Supplied records:
══════
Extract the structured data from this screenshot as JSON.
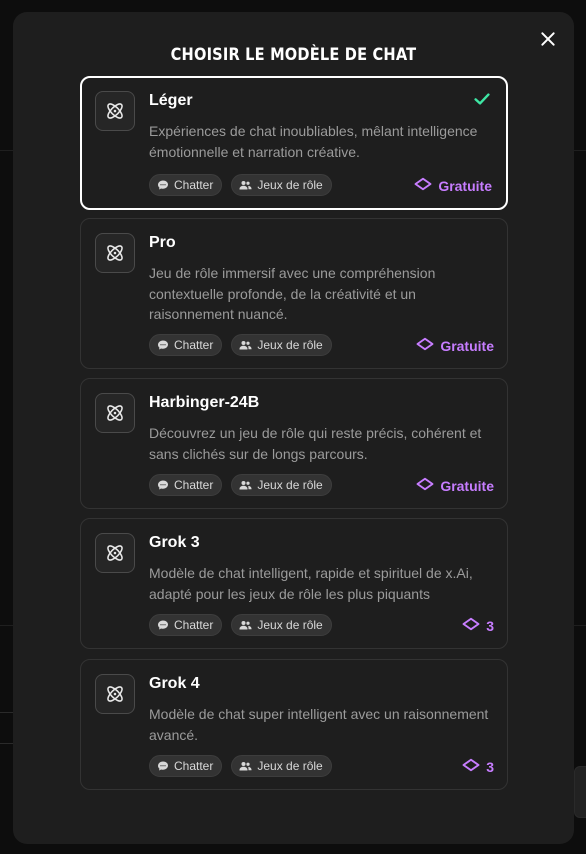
{
  "modal": {
    "title": "Choisir le modèle de chat",
    "close_label": "close"
  },
  "colors": {
    "accent_purple": "#c77dff",
    "check_green": "#3ee6a4",
    "card_bg": "#1e1e1e"
  },
  "models": [
    {
      "name": "Léger",
      "description": "Expériences de chat inoubliables, mêlant intelligence émotionnelle et narration créative.",
      "tags": [
        "Chatter",
        "Jeux de rôle"
      ],
      "price": "Gratuite",
      "selected": true
    },
    {
      "name": "Pro",
      "description": "Jeu de rôle immersif avec une compréhension contextuelle profonde, de la créativité et un raisonnement nuancé.",
      "tags": [
        "Chatter",
        "Jeux de rôle"
      ],
      "price": "Gratuite",
      "selected": false
    },
    {
      "name": "Harbinger-24B",
      "description": "Découvrez un jeu de rôle qui reste précis, cohérent et sans clichés sur de longs parcours.",
      "tags": [
        "Chatter",
        "Jeux de rôle"
      ],
      "price": "Gratuite",
      "selected": false
    },
    {
      "name": "Grok 3",
      "description": "Modèle de chat intelligent, rapide et spirituel de x.Ai, adapté pour les jeux de rôle les plus piquants",
      "tags": [
        "Chatter",
        "Jeux de rôle"
      ],
      "price": "3",
      "selected": false
    },
    {
      "name": "Grok 4",
      "description": "Modèle de chat super intelligent avec un raisonnement avancé.",
      "tags": [
        "Chatter",
        "Jeux de rôle"
      ],
      "price": "3",
      "selected": false
    }
  ],
  "icons": {
    "model": "atom-icon",
    "chat_tag": "chat-bubble-icon",
    "roleplay_tag": "users-icon",
    "price": "gem-icon",
    "selected": "checkmark-icon"
  }
}
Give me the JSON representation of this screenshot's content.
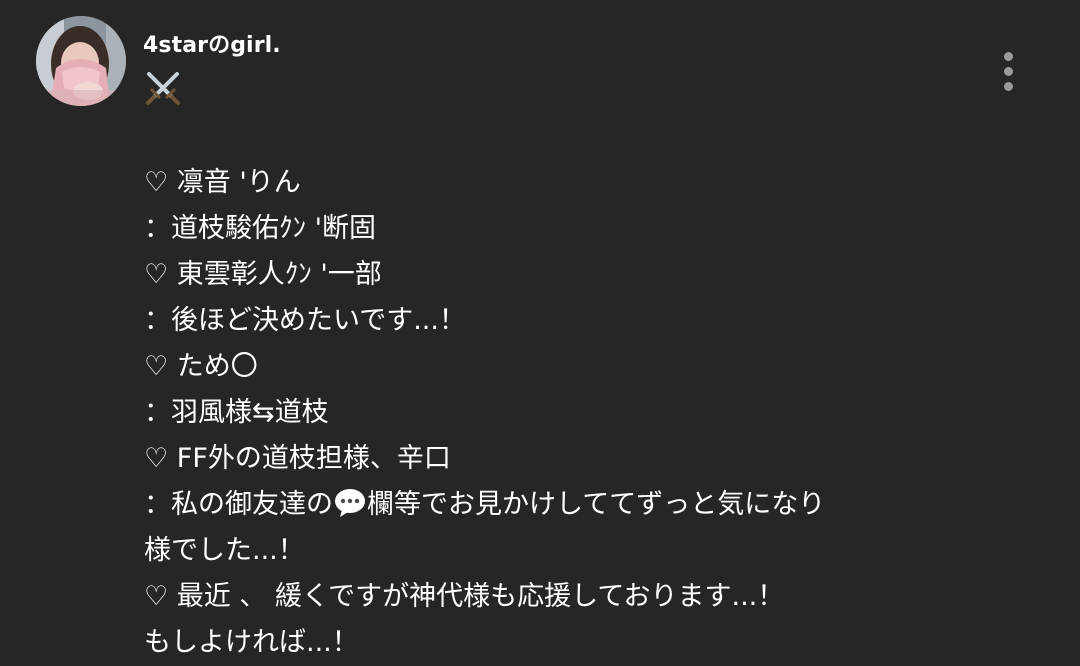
{
  "post": {
    "username": "4starのgirl.",
    "header_emoji": "⚔️",
    "lines": [
      "♡ 凛音 'りん",
      "：道枝駿佑ｸﾝ '断固",
      "♡ 東雲彰人ｸﾝ '一部",
      "：後ほど決めたいです...！",
      "♡ ため〇",
      "：羽風様⇆道枝",
      "♡ FF外の道枝担様、辛口",
      "：私の御友達の",
      "欄等でお見かけしててずっと気になり",
      "様でした...！",
      "♡ 最近 、 緩くですが神代様も応援しております...！",
      "もしよければ...！"
    ],
    "inline_emoji": "💬"
  },
  "icons": {
    "avatar": "profile-photo",
    "header": "crossed-swords-icon",
    "menu": "more-vertical-icon",
    "inline": "speech-bubble-icon"
  },
  "colors": {
    "background": "#262626",
    "text": "#ffffff",
    "menu_dots": "#9a9a9a"
  }
}
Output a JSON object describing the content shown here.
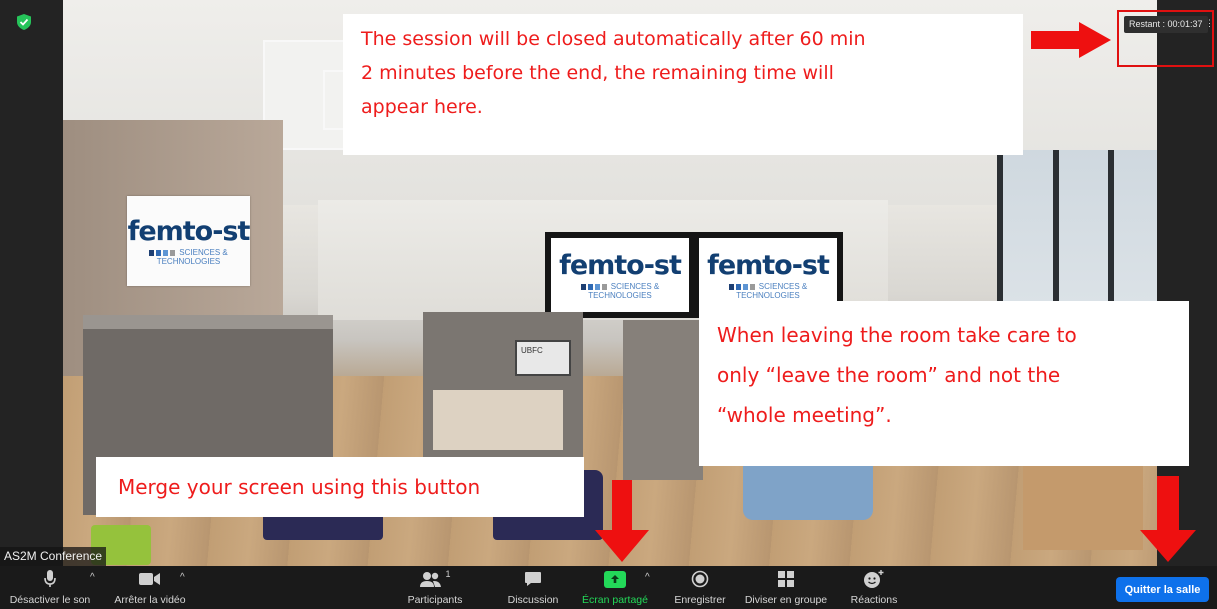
{
  "meeting": {
    "name_label": "AS2M Conference",
    "timer_text": "Restant : 00:01:37",
    "timer_more": "⋮"
  },
  "notes": {
    "session": "The session will be closed automatically after 60 min 2 minutes before the end, the remaining time will appear here.",
    "session_lines": [
      "The session will be closed automatically after 60 min",
      "2 minutes before the end, the remaining time will",
      "appear here."
    ],
    "leave_lines": [
      "When leaving the room take care to",
      "only “leave the room” and not the",
      "“whole meeting”."
    ],
    "merge": "Merge your screen using this button"
  },
  "background": {
    "logo_word": "femto-st",
    "logo_line1": "SCIENCES &",
    "logo_line2": "TECHNOLOGIES",
    "laptop_text": "UBFC",
    "logo_colors": [
      "#1e3f73",
      "#2f69b3",
      "#5d95d4",
      "#9a9a9a"
    ]
  },
  "toolbar": {
    "mute_label": "Désactiver le son",
    "video_label": "Arrêter la vidéo",
    "participants_label": "Participants",
    "participants_count": "1",
    "chat_label": "Discussion",
    "share_label": "Écran partagé",
    "record_label": "Enregistrer",
    "breakout_label": "Diviser en groupe",
    "reactions_label": "Réactions",
    "leave_label": "Quitter la salle"
  },
  "colors": {
    "accent_red": "#ee1c1c",
    "share_green": "#23d959",
    "leave_blue": "#0e71eb",
    "security_green": "#26c45a"
  }
}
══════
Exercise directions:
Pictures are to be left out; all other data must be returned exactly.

Task solution:
Extract the structured data from this screenshot as JSON.
{
  "modal": {
    "title": "Choisir le modèle de chat",
    "close_label": "close"
  },
  "colors": {
    "accent_purple": "#c77dff",
    "check_green": "#3ee6a4",
    "card_bg": "#1e1e1e"
  },
  "models": [
    {
      "name": "Léger",
      "description": "Expériences de chat inoubliables, mêlant intelligence émotionnelle et narration créative.",
      "tags": [
        "Chatter",
        "Jeux de rôle"
      ],
      "price": "Gratuite",
      "selected": true
    },
    {
      "name": "Pro",
      "description": "Jeu de rôle immersif avec une compréhension contextuelle profonde, de la créativité et un raisonnement nuancé.",
      "tags": [
        "Chatter",
        "Jeux de rôle"
      ],
      "price": "Gratuite",
      "selected": false
    },
    {
      "name": "Harbinger-24B",
      "description": "Découvrez un jeu de rôle qui reste précis, cohérent et sans clichés sur de longs parcours.",
      "tags": [
        "Chatter",
        "Jeux de rôle"
      ],
      "price": "Gratuite",
      "selected": false
    },
    {
      "name": "Grok 3",
      "description": "Modèle de chat intelligent, rapide et spirituel de x.Ai, adapté pour les jeux de rôle les plus piquants",
      "tags": [
        "Chatter",
        "Jeux de rôle"
      ],
      "price": "3",
      "selected": false
    },
    {
      "name": "Grok 4",
      "description": "Modèle de chat super intelligent avec un raisonnement avancé.",
      "tags": [
        "Chatter",
        "Jeux de rôle"
      ],
      "price": "3",
      "selected": false
    }
  ],
  "icons": {
    "model": "atom-icon",
    "chat_tag": "chat-bubble-icon",
    "roleplay_tag": "users-icon",
    "price": "gem-icon",
    "selected": "checkmark-icon"
  }
}
Give me the JSON representation of this screenshot's content.
{
  "post": {
    "username": "4starのgirl.",
    "header_emoji": "⚔️",
    "lines": [
      "♡ 凛音 'りん",
      "：道枝駿佑ｸﾝ '断固",
      "♡ 東雲彰人ｸﾝ '一部",
      "：後ほど決めたいです...！",
      "♡ ため〇",
      "：羽風様⇆道枝",
      "♡ FF外の道枝担様、辛口",
      "：私の御友達の",
      "欄等でお見かけしててずっと気になり",
      "様でした...！",
      "♡ 最近 、 緩くですが神代様も応援しております...！",
      "もしよければ...！"
    ],
    "inline_emoji": "💬"
  },
  "icons": {
    "avatar": "profile-photo",
    "header": "crossed-swords-icon",
    "menu": "more-vertical-icon",
    "inline": "speech-bubble-icon"
  },
  "colors": {
    "background": "#262626",
    "text": "#ffffff",
    "menu_dots": "#9a9a9a"
  }
}
Output a JSON object describing the content shown here.
{
  "meeting": {
    "name_label": "AS2M Conference",
    "timer_text": "Restant : 00:01:37",
    "timer_more": "⋮"
  },
  "notes": {
    "session": "The session will be closed automatically after 60 min 2 minutes before the end, the remaining time will appear here.",
    "session_lines": [
      "The session will be closed automatically after 60 min",
      "2 minutes before the end, the remaining time will",
      "appear here."
    ],
    "leave_lines": [
      "When leaving the room take care to",
      "only “leave the room” and not the",
      "“whole meeting”."
    ],
    "merge": "Merge your screen using this button"
  },
  "background": {
    "logo_word": "femto-st",
    "logo_line1": "SCIENCES &",
    "logo_line2": "TECHNOLOGIES",
    "laptop_text": "UBFC",
    "logo_colors": [
      "#1e3f73",
      "#2f69b3",
      "#5d95d4",
      "#9a9a9a"
    ]
  },
  "toolbar": {
    "mute_label": "Désactiver le son",
    "video_label": "Arrêter la vidéo",
    "participants_label": "Participants",
    "participants_count": "1",
    "chat_label": "Discussion",
    "share_label": "Écran partagé",
    "record_label": "Enregistrer",
    "breakout_label": "Diviser en groupe",
    "reactions_label": "Réactions",
    "leave_label": "Quitter la salle"
  },
  "colors": {
    "accent_red": "#ee1c1c",
    "share_green": "#23d959",
    "leave_blue": "#0e71eb",
    "security_green": "#26c45a"
  }
}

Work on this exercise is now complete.